Julian Dennison plays Ricky Baker, a troubled young boy who has found himself passed from family to family, dealing with the demoralising realities of child welfare. Ricky’s fortunes take a turn for the better when he is taken into the rural home of the warm and loving Bella, played by Rima Te Wiata. While Ricky begins to feel at home with Bella, he is substantially less comfortable with her husband Hec, portrayed as a grumpy misanthrope by Sam Neill.
Soon enough, a series of unfortunate and rather brutal events sees Ricky and Hec on the run from the law, using the local forest to evade capture. Leading the charge against the two outlaws is Paula (Rachel House), a welfare officer with an inexplicable but always hilarious vendetta against young Ricky. Things escalate, as they do, culminating in an exciting third act that looks far more expensive than it possibly could be.
Along the way, Hec and Ricky grow closer as they deal with an endless onslaught of redneck hunters, police helicopters, and what appears to be a battalion of tanks. As media coverage turns them into local celebrities, Ricky and Hec are aided by various people along the way, most notably a deeply disturbed conspiracy theorist named Psycho Sam (played by Rhys Darby of Flight of the Conchords fame). But the film is always at its best in the quieter moments, when these two gentleman are left to discuss their lives and worldviews. Ricky’s hobby – writing foul mouthed and amateurish haikus – proves to be remarkably fertile soil for reflecting on life’s hidden joys.
The story is an adaptation of Barry Crump’s much-loved 1986 novel, Wild Pork and Watercress. From what I understand, Crump was well known for being a macho outdoorsman who wrote in a manner that captured the spirit of his lifestyle. Waititi’s approach is a little more irreverent than the source material, taking a deliberately disjointed and stylised approach. But the narrative itself is still largely conventional.

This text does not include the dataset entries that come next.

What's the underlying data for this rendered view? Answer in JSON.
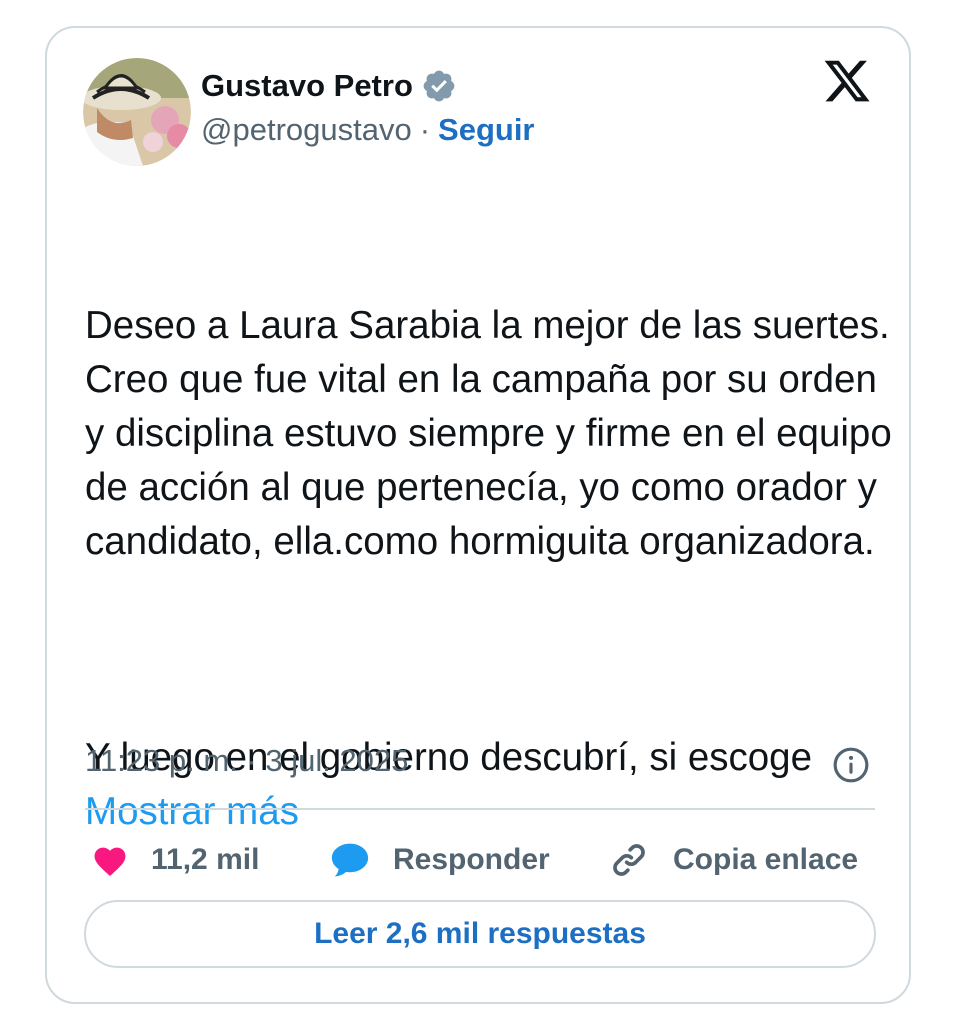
{
  "author": {
    "name": "Gustavo Petro",
    "handle": "@petrogustavo",
    "separator": "·",
    "follow_label": "Seguir",
    "verified": true,
    "avatar_icon": "profile-photo-with-sombrero-vueltiao"
  },
  "platform_icon": "x-logo-icon",
  "tweet": {
    "paragraph1": "Deseo a Laura Sarabia la mejor de las suertes. Creo que fue vital en la campaña por su orden y disciplina estuvo siempre y firme en el equipo de acción al que pertenecía, yo como orador y candidato, ella.como hormiguita organizadora.",
    "paragraph2": "Y luego en el gobierno descubrí, si escoge",
    "show_more_label": "Mostrar más"
  },
  "timestamp": "11:23 p. m. · 3 jul. 2025",
  "actions": {
    "likes_count": "11,2 mil",
    "reply_label": "Responder",
    "copy_link_label": "Copia enlace"
  },
  "read_replies_label": "Leer 2,6 mil respuestas",
  "colors": {
    "like": "#f91880",
    "reply": "#1d9bf0",
    "link": "#1d9bf0",
    "follow": "#1d6fc4",
    "text": "#0f1419",
    "secondary": "#536471",
    "border": "#cfd9de"
  }
}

What is less conventional however, is the near perfect mix of poignant character development, light-hearted comedy, and confronting humanity that lies at the film’s core. Ricky and Hec have suffered greatly before we’ve ever met them, and before the end of the film they will both be dealt fresh blows. But they have also found each other and shared a great adventure. An adventure, which it is clear, they will remember nostalgically for the remainder of their lives. The misleading simplicity of Hunt for the Wilderpeople initially conceals the reality; that this is a film about the transience of things, both good and bad… what the Japanese call mono no aware.
The cast here are all on top form under the guidance of director, Waititi. Rima Te Wiata portrays Bella with almost heartbreaking warmth and innocence. Sam Neill gives Hec an always believable intensity, never allowing the character to dissolve into sentimentality. Rachel House is pure comic gold as the out-of-control welfare officer. And the young Julian Dennison is an incredible find as Ricky, giving an exceptionally warm performance with near-perfect comic timing.
I’m embarrassed to say that I’ve not seen Taika Waititi’s previous two features, Boy (2010) and What We Do in the Shadows (2014). It’s a mistake I’ll quickly rectify. Interestingly, Waititi is now slotted to direct the third film in the Thor franchise, Thor: Ragnorak. Having just seen such a cosy, loveable and human film, I’m not sure how I feel about that. But right now, I can’t imagine him doing any wrong…